**Information:**
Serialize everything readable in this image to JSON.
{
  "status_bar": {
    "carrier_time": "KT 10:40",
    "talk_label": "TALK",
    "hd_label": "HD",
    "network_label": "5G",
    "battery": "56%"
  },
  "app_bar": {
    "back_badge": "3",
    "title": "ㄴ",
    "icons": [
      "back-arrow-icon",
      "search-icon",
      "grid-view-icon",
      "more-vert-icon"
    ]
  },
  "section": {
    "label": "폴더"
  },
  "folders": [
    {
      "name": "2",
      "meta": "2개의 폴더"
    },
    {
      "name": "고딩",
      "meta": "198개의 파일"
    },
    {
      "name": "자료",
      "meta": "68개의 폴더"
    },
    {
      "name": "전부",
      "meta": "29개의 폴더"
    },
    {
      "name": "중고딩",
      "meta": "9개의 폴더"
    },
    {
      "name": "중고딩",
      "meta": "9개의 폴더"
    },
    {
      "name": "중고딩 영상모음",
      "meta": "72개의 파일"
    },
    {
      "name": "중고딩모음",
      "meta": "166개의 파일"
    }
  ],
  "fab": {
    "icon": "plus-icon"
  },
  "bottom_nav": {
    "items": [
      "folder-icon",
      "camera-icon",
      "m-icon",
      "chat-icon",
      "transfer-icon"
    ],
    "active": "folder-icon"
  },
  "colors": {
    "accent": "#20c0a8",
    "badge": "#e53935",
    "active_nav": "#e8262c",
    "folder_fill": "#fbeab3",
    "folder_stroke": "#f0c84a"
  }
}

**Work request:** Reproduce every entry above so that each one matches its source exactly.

**Reply to the exercise:**
Serialize everything readable in this image to JSON.
{
  "status_bar": {
    "carrier_time": "KT 10:40",
    "talk_label": "TALK",
    "hd_label": "HD",
    "network_label": "5G",
    "battery": "56%"
  },
  "app_bar": {
    "back_badge": "3",
    "title": "ㄴ",
    "icons": [
      "back-arrow-icon",
      "search-icon",
      "grid-view-icon",
      "more-vert-icon"
    ]
  },
  "section": {
    "label": "폴더"
  },
  "folders": [
    {
      "name": "2",
      "meta": "2개의 폴더"
    },
    {
      "name": "고딩",
      "meta": "198개의 파일"
    },
    {
      "name": "자료",
      "meta": "68개의 폴더"
    },
    {
      "name": "전부",
      "meta": "29개의 폴더"
    },
    {
      "name": "중고딩",
      "meta": "9개의 폴더"
    },
    {
      "name": "중고딩",
      "meta": "9개의 폴더"
    },
    {
      "name": "중고딩 영상모음",
      "meta": "72개의 파일"
    },
    {
      "name": "중고딩모음",
      "meta": "166개의 파일"
    }
  ],
  "fab": {
    "icon": "plus-icon"
  },
  "bottom_nav": {
    "items": [
      "folder-icon",
      "camera-icon",
      "m-icon",
      "chat-icon",
      "transfer-icon"
    ],
    "active": "folder-icon"
  },
  "colors": {
    "accent": "#20c0a8",
    "badge": "#e53935",
    "active_nav": "#e8262c",
    "folder_fill": "#fbeab3",
    "folder_stroke": "#f0c84a"
  }
}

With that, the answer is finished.